## Exercise objective
The answer must be every record below, repeated exactly.

## Given information
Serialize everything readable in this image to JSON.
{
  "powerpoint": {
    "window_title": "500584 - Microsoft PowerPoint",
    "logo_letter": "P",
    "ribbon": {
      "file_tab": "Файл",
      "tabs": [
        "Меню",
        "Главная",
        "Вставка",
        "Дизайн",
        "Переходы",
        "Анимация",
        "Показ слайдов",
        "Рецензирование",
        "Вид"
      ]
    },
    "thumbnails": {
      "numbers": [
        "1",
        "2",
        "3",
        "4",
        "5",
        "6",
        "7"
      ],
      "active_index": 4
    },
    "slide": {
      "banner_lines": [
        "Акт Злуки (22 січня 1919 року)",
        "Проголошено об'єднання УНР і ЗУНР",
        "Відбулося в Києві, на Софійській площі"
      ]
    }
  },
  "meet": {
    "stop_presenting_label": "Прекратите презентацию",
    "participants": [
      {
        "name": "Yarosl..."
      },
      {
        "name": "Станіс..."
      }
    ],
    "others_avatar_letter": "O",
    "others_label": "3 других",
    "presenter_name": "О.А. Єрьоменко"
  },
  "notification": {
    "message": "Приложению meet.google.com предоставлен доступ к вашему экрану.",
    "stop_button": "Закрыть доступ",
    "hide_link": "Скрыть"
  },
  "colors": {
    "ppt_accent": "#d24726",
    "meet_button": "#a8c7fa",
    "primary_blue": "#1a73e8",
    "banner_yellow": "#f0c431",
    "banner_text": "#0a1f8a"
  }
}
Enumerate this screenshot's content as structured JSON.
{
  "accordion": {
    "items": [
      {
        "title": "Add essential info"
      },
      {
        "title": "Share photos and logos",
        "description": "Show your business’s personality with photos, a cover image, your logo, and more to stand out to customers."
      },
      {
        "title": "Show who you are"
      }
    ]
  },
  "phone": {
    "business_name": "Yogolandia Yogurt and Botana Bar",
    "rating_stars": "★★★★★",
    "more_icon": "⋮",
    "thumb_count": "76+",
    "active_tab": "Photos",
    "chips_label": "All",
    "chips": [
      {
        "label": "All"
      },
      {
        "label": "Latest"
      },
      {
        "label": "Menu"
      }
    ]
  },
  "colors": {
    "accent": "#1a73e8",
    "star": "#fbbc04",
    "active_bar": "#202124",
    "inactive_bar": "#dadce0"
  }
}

## Response box
Serialize everything readable in this image to JSON.
{
  "powerpoint": {
    "window_title": "500584 - Microsoft PowerPoint",
    "logo_letter": "P",
    "ribbon": {
      "file_tab": "Файл",
      "tabs": [
        "Меню",
        "Главная",
        "Вставка",
        "Дизайн",
        "Переходы",
        "Анимация",
        "Показ слайдов",
        "Рецензирование",
        "Вид"
      ]
    },
    "thumbnails": {
      "numbers": [
        "1",
        "2",
        "3",
        "4",
        "5",
        "6",
        "7"
      ],
      "active_index": 4
    },
    "slide": {
      "banner_lines": [
        "Акт Злуки (22 січня 1919 року)",
        "Проголошено об'єднання УНР і ЗУНР",
        "Відбулося в Києві, на Софійській площі"
      ]
    }
  },
  "meet": {
    "stop_presenting_label": "Прекратите презентацию",
    "participants": [
      {
        "name": "Yarosl..."
      },
      {
        "name": "Станіс..."
      }
    ],
    "others_avatar_letter": "O",
    "others_label": "3 других",
    "presenter_name": "О.А. Єрьоменко"
  },
  "notification": {
    "message": "Приложению meet.google.com предоставлен доступ к вашему экрану.",
    "stop_button": "Закрыть доступ",
    "hide_link": "Скрыть"
  },
  "colors": {
    "ppt_accent": "#d24726",
    "meet_button": "#a8c7fa",
    "primary_blue": "#1a73e8",
    "banner_yellow": "#f0c431",
    "banner_text": "#0a1f8a"
  }
}
Enumerate this screenshot's content as structured JSON.
{
  "accordion": {
    "items": [
      {
        "title": "Add essential info"
      },
      {
        "title": "Share photos and logos",
        "description": "Show your business’s personality with photos, a cover image, your logo, and more to stand out to customers."
      },
      {
        "title": "Show who you are"
      }
    ]
  },
  "phone": {
    "business_name": "Yogolandia Yogurt and Botana Bar",
    "rating_stars": "★★★★★",
    "more_icon": "⋮",
    "thumb_count": "76+",
    "active_tab": "Photos",
    "chips_label": "All",
    "chips": [
      {
        "label": "All"
      },
      {
        "label": "Latest"
      },
      {
        "label": "Menu"
      }
    ]
  },
  "colors": {
    "accent": "#1a73e8",
    "star": "#fbbc04",
    "active_bar": "#202124",
    "inactive_bar": "#dadce0"
  }
}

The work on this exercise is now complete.